TASK TO CARRY OUT: Exact copy, no pictures: repeat the data that follows.

Data items
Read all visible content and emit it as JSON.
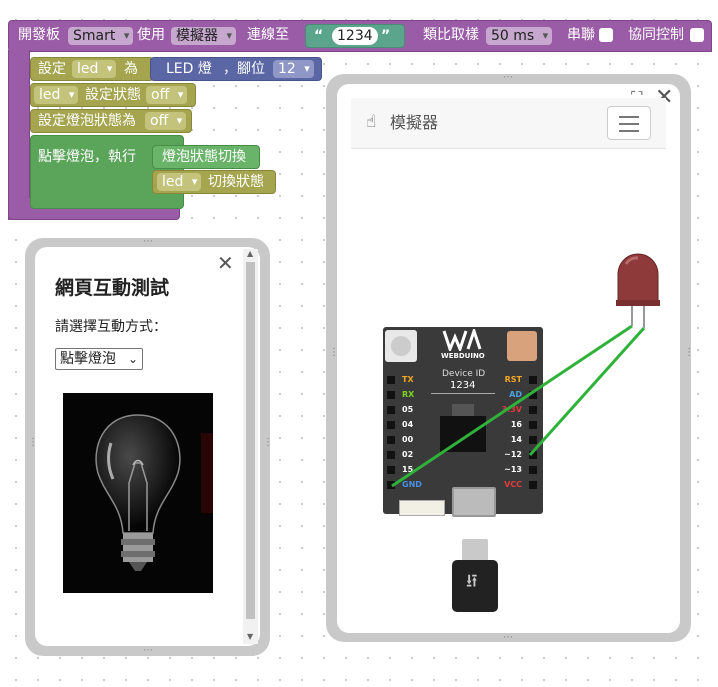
{
  "board_block": {
    "prefix": "開發板",
    "board_type": "Smart",
    "use_label": "使用",
    "mode": "模擬器",
    "connect_label": "連線至",
    "device_id": "1234",
    "sample_label": "類比取樣",
    "sample_rate": "50 ms",
    "serial_label": "串聯",
    "collab_label": "協同控制"
  },
  "set_block": {
    "set_label": "設定",
    "var": "led",
    "as_label": "為",
    "component": "LED 燈",
    "pin_label": "，腳位",
    "pin": "12"
  },
  "state_block": {
    "var": "led",
    "label": "設定狀態",
    "value": "off"
  },
  "bulb_state_block": {
    "label": "設定燈泡狀態為",
    "value": "off"
  },
  "click_block": {
    "label": "點擊燈泡，執行",
    "toggle_label": "燈泡狀態切換",
    "var": "led",
    "toggle_action": "切換狀態"
  },
  "simulator": {
    "title": "模擬器",
    "board": {
      "brand": "WEBDUINO",
      "device_id_label": "Device ID",
      "device_id": "1234",
      "left_pins": [
        "TX",
        "RX",
        "05",
        "04",
        "00",
        "02",
        "15",
        "GND"
      ],
      "right_pins": [
        "RST",
        "AD",
        "3.3V",
        "16",
        "14",
        "~12",
        "~13",
        "VCC"
      ]
    }
  },
  "interaction_panel": {
    "title": "網頁互動測試",
    "prompt": "請選擇互動方式：",
    "select_value": "點擊燈泡"
  },
  "colors": {
    "purple": "#9a5ca6",
    "olive": "#a5a550",
    "green": "#5ba55b",
    "blue": "#5b67a5",
    "teal": "#5ba58c",
    "wire": "#2fb23a",
    "board": "#3a3a3a"
  }
}
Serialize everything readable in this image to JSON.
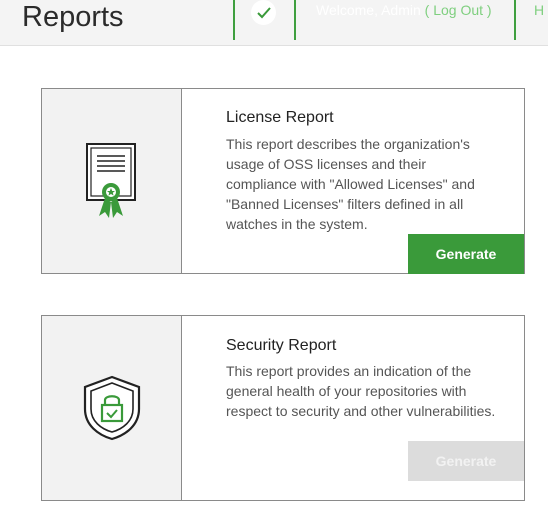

WRITTEN SOLUTION:
Read all visible content and emit it as JSON.
{
  "board_block": {
    "prefix": "開發板",
    "board_type": "Smart",
    "use_label": "使用",
    "mode": "模擬器",
    "connect_label": "連線至",
    "device_id": "1234",
    "sample_label": "類比取樣",
    "sample_rate": "50 ms",
    "serial_label": "串聯",
    "collab_label": "協同控制"
  },
  "set_block": {
    "set_label": "設定",
    "var": "led",
    "as_label": "為",
    "component": "LED 燈",
    "pin_label": "，腳位",
    "pin": "12"
  },
  "state_block": {
    "var": "led",
    "label": "設定狀態",
    "value": "off"
  },
  "bulb_state_block": {
    "label": "設定燈泡狀態為",
    "value": "off"
  },
  "click_block": {
    "label": "點擊燈泡，執行",
    "toggle_label": "燈泡狀態切換",
    "var": "led",
    "toggle_action": "切換狀態"
  },
  "simulator": {
    "title": "模擬器",
    "board": {
      "brand": "WEBDUINO",
      "device_id_label": "Device ID",
      "device_id": "1234",
      "left_pins": [
        "TX",
        "RX",
        "05",
        "04",
        "00",
        "02",
        "15",
        "GND"
      ],
      "right_pins": [
        "RST",
        "AD",
        "3.3V",
        "16",
        "14",
        "~12",
        "~13",
        "VCC"
      ]
    }
  },
  "interaction_panel": {
    "title": "網頁互動測試",
    "prompt": "請選擇互動方式：",
    "select_value": "點擊燈泡"
  },
  "colors": {
    "purple": "#9a5ca6",
    "olive": "#a5a550",
    "green": "#5ba55b",
    "blue": "#5b67a5",
    "teal": "#5ba58c",
    "wire": "#2fb23a",
    "board": "#3a3a3a"
  }
}
Serialize everything readable in this image to JSON.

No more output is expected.